I went to college, read a few more of his works – sonnets, Hamlet, Othello, and many others, and then I became an English teacher. Even though I already enjoyed Shakespeare and his works, this was when I began to appreciate them even more. Over the past nine years of teaching, I’ve taught Macbeth, Julius Caesar, Hamlet, Twelfth Night, Romeo and Juliet, A Midsummer Nights Dream, and sonnets. And in the teaching of those works, I’ve had the pleasure of learning more and more about the Elizabethan Era, Queen Elizabeth, King James I of England, Renaissance, Shakespeare’s time in London, etc.
As a high school English teacher, I pride myself on my enthusiasm for the Bard. My students see this enthusiasm and I like to think that this makes them even more interested in his timeless and universal works.

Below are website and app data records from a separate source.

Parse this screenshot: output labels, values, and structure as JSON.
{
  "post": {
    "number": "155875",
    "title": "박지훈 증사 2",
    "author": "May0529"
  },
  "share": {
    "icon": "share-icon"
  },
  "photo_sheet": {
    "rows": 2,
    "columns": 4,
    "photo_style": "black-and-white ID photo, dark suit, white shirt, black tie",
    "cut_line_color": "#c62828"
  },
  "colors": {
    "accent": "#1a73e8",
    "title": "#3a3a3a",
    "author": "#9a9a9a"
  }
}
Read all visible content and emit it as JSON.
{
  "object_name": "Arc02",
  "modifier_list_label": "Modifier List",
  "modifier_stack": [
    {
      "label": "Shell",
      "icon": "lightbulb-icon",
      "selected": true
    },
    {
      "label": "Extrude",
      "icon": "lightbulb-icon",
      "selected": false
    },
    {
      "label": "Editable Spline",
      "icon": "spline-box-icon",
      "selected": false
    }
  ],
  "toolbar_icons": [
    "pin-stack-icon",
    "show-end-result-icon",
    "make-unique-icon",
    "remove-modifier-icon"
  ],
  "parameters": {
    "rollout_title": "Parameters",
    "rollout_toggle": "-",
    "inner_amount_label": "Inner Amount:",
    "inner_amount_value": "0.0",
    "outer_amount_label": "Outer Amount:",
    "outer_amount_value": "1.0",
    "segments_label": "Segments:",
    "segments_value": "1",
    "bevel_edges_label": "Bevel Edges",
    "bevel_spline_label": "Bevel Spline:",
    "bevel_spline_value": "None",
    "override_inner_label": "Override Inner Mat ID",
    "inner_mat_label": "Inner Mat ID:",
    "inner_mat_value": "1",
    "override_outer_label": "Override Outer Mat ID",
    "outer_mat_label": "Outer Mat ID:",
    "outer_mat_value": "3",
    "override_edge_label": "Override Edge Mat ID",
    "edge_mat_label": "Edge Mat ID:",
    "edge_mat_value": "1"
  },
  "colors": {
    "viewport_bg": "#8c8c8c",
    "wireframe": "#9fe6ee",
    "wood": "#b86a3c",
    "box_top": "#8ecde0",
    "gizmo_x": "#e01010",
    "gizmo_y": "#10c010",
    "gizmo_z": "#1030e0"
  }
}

Just yesterday, my students completed modern day interpretations of Romeo and Juliet. They created newscasts, puppet shows, gave eulogies – all fabulous interpretations where modern day connections were made. Although many students are intimidated by Shakespeare’s words, I try to make his language more accessible through a Shakespeare insults game, performance-based lessons, and modern-day connections. At the end of the school year, my students often say that the drama unit was their favorite (even the students who rolled their eyes and groaned at the mere mention of Shakespeare’s name at the beginning of the year). And I think it’s their enthusiasm that builds my excitement every year. And I’m finding out that my students are sharing my interest in Shakespeare with their parents, grandparents, and others. Just this year, a number of parents have contacted me to give me 3-D models of the Globe, Shakespeare books they’ve found, and photographs from their trips to London (Stratford Upon Avon, The Globe, etc.) Love it! When I was pregnant with my son two years ago, my Honors class threw me a baby shower, and showered me with multiple Shakespeare onesies that said, “Shakespeare is my Homeboy”, “Don’t baby talk me, my parents read me Shakespeare”, and “My mommy <3s Shakespeare”.
In February, my husband and I made a trip to Washington DC to visit the Folger Shakespeare Library. I had wanted to visit for years. They were hosting an awesome exhibit called “Decoding the Renaissance”. While there, one of the gentlemen who worked there suggested I apply for the Teaching Shakespeare Institute. I did this, and just found out a few weeks ago that I was one of 25 teachers selected for this program. I am BEYOND EXCITED about this, and ever more excited to work with like-minded Shakespeare educators from around the country!
Anyway – I could go on and on, but “brevity is the soul of wit,” so I’m going to say one more thing – Happy Shakespeare birth/death day!